If you live in Ohio, are in the military or married to someone who is, and are heading for divorce, it is important that you recognize the various ways in which military divorces differ from traditional ones. While divorce is rarely easy for anyone, military divorces involve special considerations for you and your family, and recognizing what these considerations are may save you considerable time, stress and money moving forward. At the Law Office of Kristen L. Campbell, we have a solid understanding of the special circumstances involved in military divorces, and we have helped many couples with military ties learn to navigate them.

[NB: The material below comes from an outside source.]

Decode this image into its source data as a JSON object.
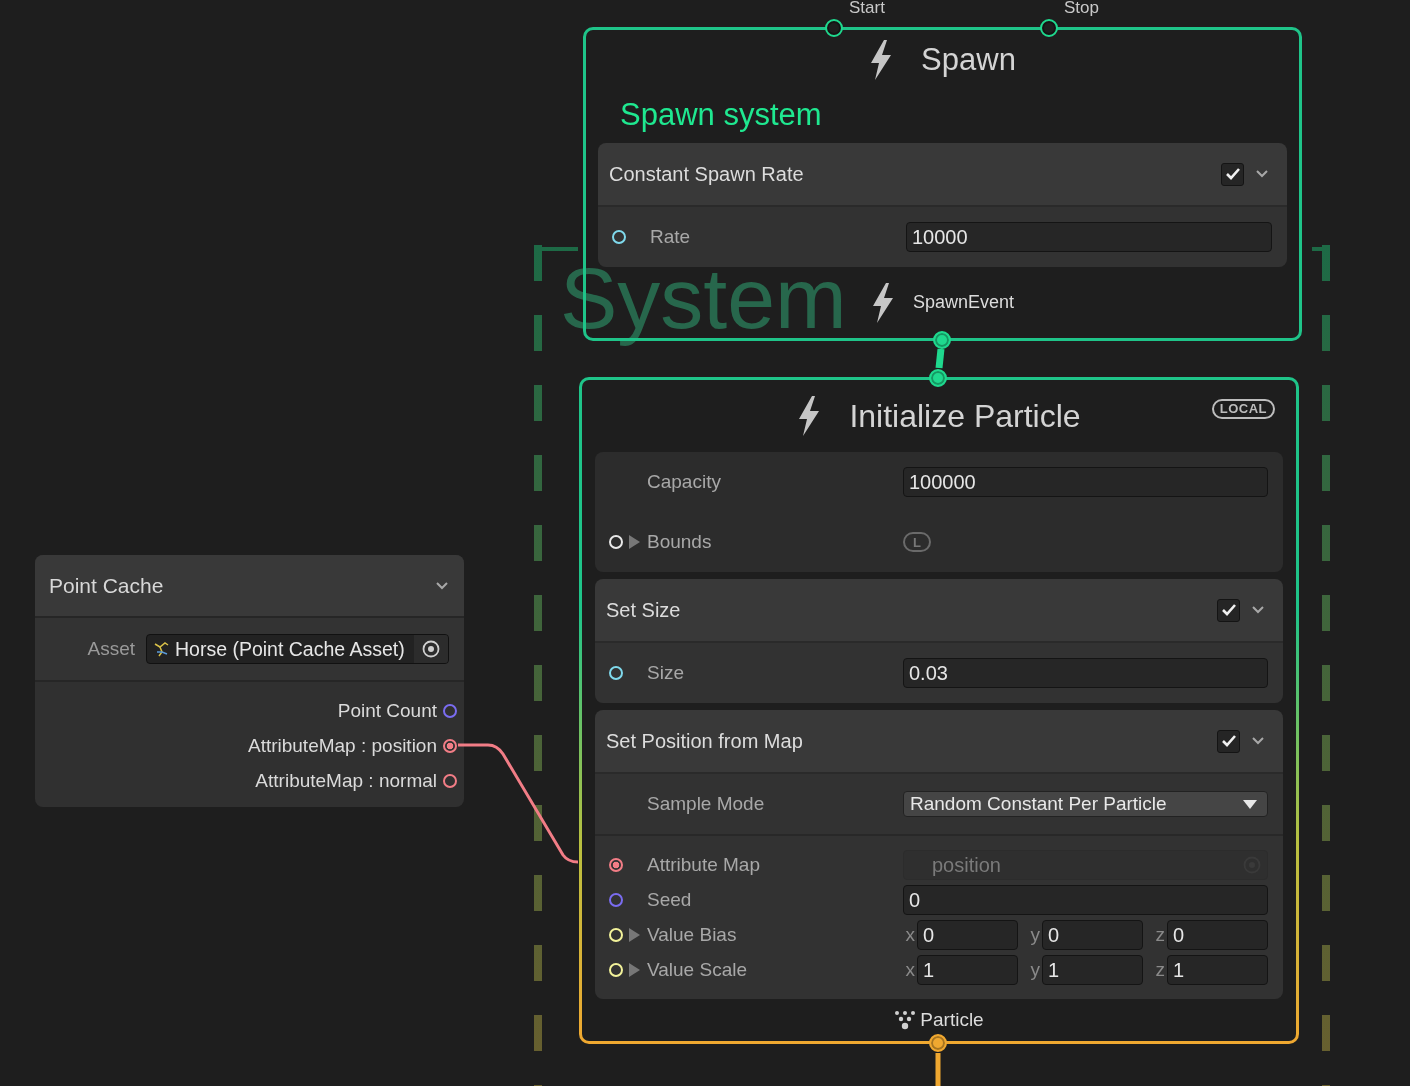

Often, one of the first things divorcing military couples want to know is whether the non-military party will retain access to military benefits once divorce proceedings start. If, per Military OneSource, you have a spouse who is also a military member, you can expect to retain your health care benefits and your ability to use a military commissary until your divorce becomes final. Once it does, however, unless you meet very specific criteria that most military couples do not, you will lose your access to TRICARE benefits. However, you do have the option of purchasing up to 36 months of temporary health care coverage through the U.S. Department of Defense.
If you and your military spouse share children, however, those children may retain access to military benefits until age 21, or age 23, if they are current college students. In the case of child or spousal support, there are many variables involved. If you and your soon-to-be-ex spouse do not have an existing agreement or court order in place pertaining to child or spousal support, whether you will receive support from your former partner will depend to some degree on what branch of the military he or she served in.
These are just some of the ways in which military divorces differ from those involving non-military couples. More about military divorce is available on our web page.